“In any other state but New York you’d present any artifact you’d salvaged from the area to a judge,” he says. “It could be anything, a screwdriver, a pipe, whatever—and you’d get salvage rights to that area.” In New York, Hayes has to show up with an actual bar of silver.
“And who knows how many more people will come out here looking for it?”
Whether it’s Hayes who’s the first to stand in a courtroom clutching a 75-pound bar of silver or the shady competitor buzzing nearby on the Kill, he remains philosophical at the prospect of being bested.
“To be honest,” he says, “I think I’d feel some sense of relief. I’d be able to let it go. Look, I’d rather someone, anyone, found it than have it sit down there forever.”
A frequent contributor to Men’s Health and New York, GRANT STODDARD hopes to buy stock in Aqua Survey, Inc.
A step-by-step account of how $26 million in silver bars went missing.
1 Late at night on September 26, 1903, the Harold, a barge laden with 7,000 bars of silver bullion, leaves Manhattan. One of 14 barges pulled by a tug boat, the Harold is en route to a smelting plant in Perth Amboy, New Jersey.
2 At a speed of just a couple knots, the convoy makes its way around the tip of Manhattan, past the Statue of Liberty and Ellis Island, into Arthur Kill. The Harold is improperly tied by a reportedly drunken crew, and it begins to list to starboard.
3 Starting around 2 a.m., just a few miles short of the smelting plant in the mouth of the Kill, the Harold rolls and spills all but 200 of the “pigs,” most likely in small batches along the riverbed.
4 Awakened by the splashes, Captain Peter Moore nevertheless fails to notice the Harold listing in the rear of the convoy.

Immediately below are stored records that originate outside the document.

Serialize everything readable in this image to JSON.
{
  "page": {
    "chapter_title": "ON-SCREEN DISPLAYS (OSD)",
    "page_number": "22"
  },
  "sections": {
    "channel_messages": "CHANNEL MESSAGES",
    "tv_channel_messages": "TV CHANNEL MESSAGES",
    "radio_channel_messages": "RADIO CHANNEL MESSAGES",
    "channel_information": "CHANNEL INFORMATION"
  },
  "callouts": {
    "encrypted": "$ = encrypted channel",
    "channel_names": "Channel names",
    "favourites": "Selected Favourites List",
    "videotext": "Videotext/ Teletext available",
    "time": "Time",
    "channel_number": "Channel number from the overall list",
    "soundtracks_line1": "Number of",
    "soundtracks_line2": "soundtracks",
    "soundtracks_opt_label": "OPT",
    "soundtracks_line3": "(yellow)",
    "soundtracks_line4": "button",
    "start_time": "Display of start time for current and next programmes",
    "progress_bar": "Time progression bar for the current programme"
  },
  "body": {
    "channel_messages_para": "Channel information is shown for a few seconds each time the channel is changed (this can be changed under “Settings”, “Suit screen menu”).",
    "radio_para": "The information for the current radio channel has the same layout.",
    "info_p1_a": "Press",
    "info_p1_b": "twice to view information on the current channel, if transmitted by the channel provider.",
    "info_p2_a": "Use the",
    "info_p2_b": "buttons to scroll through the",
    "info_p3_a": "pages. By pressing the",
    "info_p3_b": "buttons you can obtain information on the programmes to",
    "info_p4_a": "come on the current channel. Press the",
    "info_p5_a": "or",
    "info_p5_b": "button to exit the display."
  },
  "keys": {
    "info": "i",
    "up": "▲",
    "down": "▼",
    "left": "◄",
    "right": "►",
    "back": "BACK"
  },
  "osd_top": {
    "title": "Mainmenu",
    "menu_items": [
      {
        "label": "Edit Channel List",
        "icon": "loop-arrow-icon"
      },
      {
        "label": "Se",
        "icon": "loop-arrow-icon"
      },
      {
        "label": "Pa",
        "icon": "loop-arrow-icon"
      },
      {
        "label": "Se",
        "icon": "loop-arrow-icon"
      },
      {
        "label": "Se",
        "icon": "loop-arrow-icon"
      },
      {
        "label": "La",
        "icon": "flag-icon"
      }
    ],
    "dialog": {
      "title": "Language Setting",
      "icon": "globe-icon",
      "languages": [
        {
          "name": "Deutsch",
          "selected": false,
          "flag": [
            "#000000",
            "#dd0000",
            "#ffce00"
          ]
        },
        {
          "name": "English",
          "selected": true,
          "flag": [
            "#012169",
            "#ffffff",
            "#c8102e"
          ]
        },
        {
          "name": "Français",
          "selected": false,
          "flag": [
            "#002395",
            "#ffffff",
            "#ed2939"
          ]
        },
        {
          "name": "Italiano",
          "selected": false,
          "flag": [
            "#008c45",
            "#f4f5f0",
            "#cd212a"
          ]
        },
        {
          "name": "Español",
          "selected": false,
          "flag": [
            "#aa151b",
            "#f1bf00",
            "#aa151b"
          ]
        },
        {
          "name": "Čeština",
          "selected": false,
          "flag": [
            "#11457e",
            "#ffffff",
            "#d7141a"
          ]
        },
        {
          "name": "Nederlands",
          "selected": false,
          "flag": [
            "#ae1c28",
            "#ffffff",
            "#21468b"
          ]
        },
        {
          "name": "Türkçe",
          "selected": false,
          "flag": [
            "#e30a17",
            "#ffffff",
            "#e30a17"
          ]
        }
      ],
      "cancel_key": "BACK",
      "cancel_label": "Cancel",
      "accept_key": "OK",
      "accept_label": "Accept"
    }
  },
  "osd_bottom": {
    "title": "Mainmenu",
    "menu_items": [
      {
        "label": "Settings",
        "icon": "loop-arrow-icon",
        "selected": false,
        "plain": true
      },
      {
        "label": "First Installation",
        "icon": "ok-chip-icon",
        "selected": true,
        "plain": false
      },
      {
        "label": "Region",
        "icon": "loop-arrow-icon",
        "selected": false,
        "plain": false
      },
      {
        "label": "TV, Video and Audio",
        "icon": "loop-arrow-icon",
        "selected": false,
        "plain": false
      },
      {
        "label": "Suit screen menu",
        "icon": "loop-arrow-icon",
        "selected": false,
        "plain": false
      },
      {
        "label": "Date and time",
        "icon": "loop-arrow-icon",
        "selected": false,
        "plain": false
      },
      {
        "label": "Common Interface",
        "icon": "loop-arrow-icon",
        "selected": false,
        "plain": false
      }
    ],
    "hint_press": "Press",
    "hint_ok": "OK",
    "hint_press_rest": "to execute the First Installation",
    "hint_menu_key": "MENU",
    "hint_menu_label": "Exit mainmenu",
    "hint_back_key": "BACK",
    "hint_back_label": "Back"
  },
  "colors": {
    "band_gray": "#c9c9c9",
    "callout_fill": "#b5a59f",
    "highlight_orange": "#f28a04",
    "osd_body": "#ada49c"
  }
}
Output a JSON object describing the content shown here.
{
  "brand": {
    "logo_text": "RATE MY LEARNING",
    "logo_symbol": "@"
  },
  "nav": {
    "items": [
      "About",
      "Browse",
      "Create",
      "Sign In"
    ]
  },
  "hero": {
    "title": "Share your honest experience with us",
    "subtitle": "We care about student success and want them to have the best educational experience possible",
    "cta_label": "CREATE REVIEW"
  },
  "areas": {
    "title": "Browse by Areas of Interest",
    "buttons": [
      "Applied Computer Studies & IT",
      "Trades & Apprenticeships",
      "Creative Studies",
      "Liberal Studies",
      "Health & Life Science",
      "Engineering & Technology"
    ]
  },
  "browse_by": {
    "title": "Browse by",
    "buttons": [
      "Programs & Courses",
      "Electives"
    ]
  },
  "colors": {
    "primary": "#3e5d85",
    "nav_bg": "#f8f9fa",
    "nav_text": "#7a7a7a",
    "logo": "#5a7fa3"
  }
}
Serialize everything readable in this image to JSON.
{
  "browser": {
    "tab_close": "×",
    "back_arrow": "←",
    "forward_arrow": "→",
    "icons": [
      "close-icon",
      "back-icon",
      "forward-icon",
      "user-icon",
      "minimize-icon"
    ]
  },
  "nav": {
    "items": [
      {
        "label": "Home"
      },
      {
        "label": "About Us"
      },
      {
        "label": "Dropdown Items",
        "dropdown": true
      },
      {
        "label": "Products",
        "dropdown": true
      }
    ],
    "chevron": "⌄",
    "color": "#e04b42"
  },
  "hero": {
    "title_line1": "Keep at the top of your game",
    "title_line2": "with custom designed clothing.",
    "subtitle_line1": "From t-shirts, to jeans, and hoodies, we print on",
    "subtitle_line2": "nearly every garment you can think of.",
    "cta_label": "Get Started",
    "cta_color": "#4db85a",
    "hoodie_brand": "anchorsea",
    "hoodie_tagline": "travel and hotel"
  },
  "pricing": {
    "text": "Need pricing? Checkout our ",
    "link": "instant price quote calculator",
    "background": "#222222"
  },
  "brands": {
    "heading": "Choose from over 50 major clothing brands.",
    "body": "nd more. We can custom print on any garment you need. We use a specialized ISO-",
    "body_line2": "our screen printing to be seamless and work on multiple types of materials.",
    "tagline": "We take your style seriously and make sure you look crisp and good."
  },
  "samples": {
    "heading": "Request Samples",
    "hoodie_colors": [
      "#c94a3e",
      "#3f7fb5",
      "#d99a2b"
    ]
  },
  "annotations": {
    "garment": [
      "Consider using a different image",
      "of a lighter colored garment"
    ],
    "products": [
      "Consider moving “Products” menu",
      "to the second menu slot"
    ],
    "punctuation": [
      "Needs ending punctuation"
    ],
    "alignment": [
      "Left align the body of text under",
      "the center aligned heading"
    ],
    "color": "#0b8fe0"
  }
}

5 Upon arriving at the works, stevedores discover the missing bars, and when Moore is questioned, he can offer only a rough position, based on the moon. The load, now worth $26 million, is still down there.